Yuma County, and the whole region, has experienced a rare prolonged stretch of rainy weather.
Yuma itself received 10.54 inches of rain from May 7 through June 30. That covers eight weeks in which the community received an average of 1.32 inches per week.
There was 27 days of measurable rainfall, 11 in May over its last 25 days, and 16 in June. The longest measurable stretch of no measurable rainfall was six days, May 19-24. June had a five-day streak of no rain, June 23-27.
However, the rains returned just in time to send out the month on a soggy note. The damaging storm that rolled through last Wednesday night and early Thursday morning, along with another early-morning rainfall on Friday, followed by more that afternoon, dropped 1.26 inches.
That brought June’s total to 5.85 inches; May’s total was 4.69.
All figures are based on the measurements recorded at the CoAgMet weather station located at the Irrigation Research Foundation site. Of course, total inches vary throughout the region, with some areas receiving more, and some less. It is also not so rare to receive significant rainfall that adds up to around 10 inches, but rare it is when it consistently falls over the course of two months.
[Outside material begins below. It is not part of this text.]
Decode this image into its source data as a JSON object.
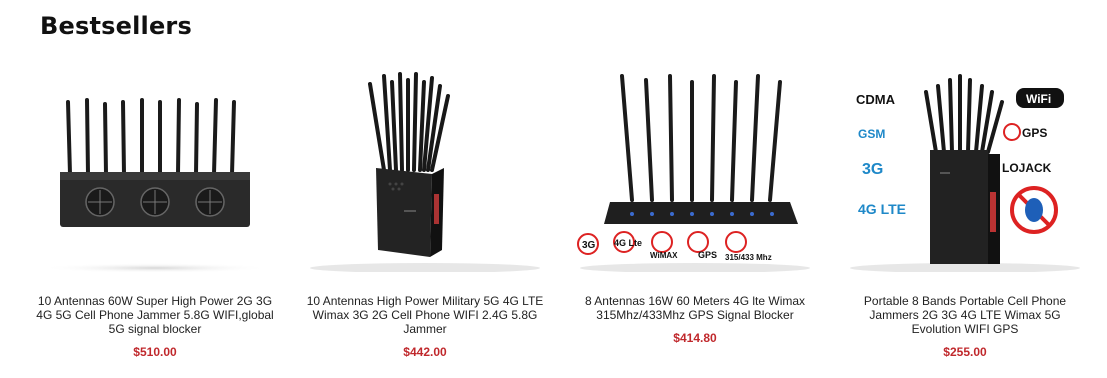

The rainy season began on Sunday, May 7, when Yuma received 0.19 of an inch. The single-day mark came on May 11, when a consistently-strong rain fell all day, totaling 2.08 inches. The next wettest day came on June 21, when 1.7 inches fell.
There was the potential for more heavy rain in the extended forecast for Tuesday through Saturday of this week, July 4-8. Many communities in the area were taking the pre-emptive step of canceling their Independence Day fireworks shows, as it seems the rain predictions are almost always coming true.
In fact, the rains did roll in late on the Fourth of July, dumping another 0.45 of an inch, followed by more rain at daybreak on Wednesday.
The Yuma community spent last Thursday morning cleaning up the mess left behind by a damaging storm that rolled through at about 12:30 a.m.
Dawn revealed multiple tree branches strewn all over, and yards and streets carpeted with leaves stripped out of trees.
There were a few full trees that were completely toppled over on the south side of town. There was one large pine tree that had been uprooted from where it once stood right in front of a residence at the corner of W. Seventh Ave. and S. Cedar St. Luckily, it fell toward the street. Another tree fell on top of a pickup on W. First Ave.
Strangely, though the whole town got hit by the storm, the north side of Yuma escaped any tree damage that was seen on the south side.
The City of Yuma opened the vacant lot located behind the former nursing home as a temporary branch dropoff site. The pile of tree branches quickly grew.
The storm featured high winds, plenty of hail (some as big as golf balls) and one-half inch of rain. The hail did its dirty work on gardens and flowers.
It also spread into the countryside, causing significant damage to some wheat and corn fields. Local agronomist Merlin VanDeraa estimated the damage area extended from Hyde to the west to about Schramm Feedlot to the east, roughly two to three miles north and south of Highway 34.
“The good thing around the Yuma area is there are only a handful of fields that won’t recover,” VanDeraa said. “Most of the corn is going to recover. Some wheat fields maybe had a 75-percent loss.”
Prior to the storm that hit the Yuma area, an even-more damaging storm cell pummeled north Yuma County a few hours earlier on Wednesday evening, stretching from around Clarkville to the county line to the east.
It particularly hit hard in the northeast corner, severely damaging corn, potato and watermelon fields. Greg Brophy said he found a handful of plants that may live in his watermelon crop north of Wray.
“If they do, they will need to start with fresh growth and so will be seven to 10 days later than normal,” he said.
Brophy added it might be enough for friends and family at the end of August, but one likely will not be finding any Brophy watermelons in the local grocery stores this summer.
There was some talk that multiple corn circles north of Wray might be replanted, in the hope of at least salvaging it for silage.
Plus the stretch between Burlington and Idalia was pounded by a severe storm Friday afternoon. It appeared that the hail damage was significant.
All the rain in May and early June did wonders for the current winter wheat crop.
However, current and continuing rains are more of a hinderance as the plants have stopped taking in water, which is just prolonging the plants finishing out and being ready to be threshed.
Plus, hail is starting to show up more throughout the area. Some fields in the area have suffered moderate to severe damage, but the majority seem ready for big production.
“Most of the wheat has a really good chance for significantly-above average yields,” local agronomist Merlin VanDeraa said.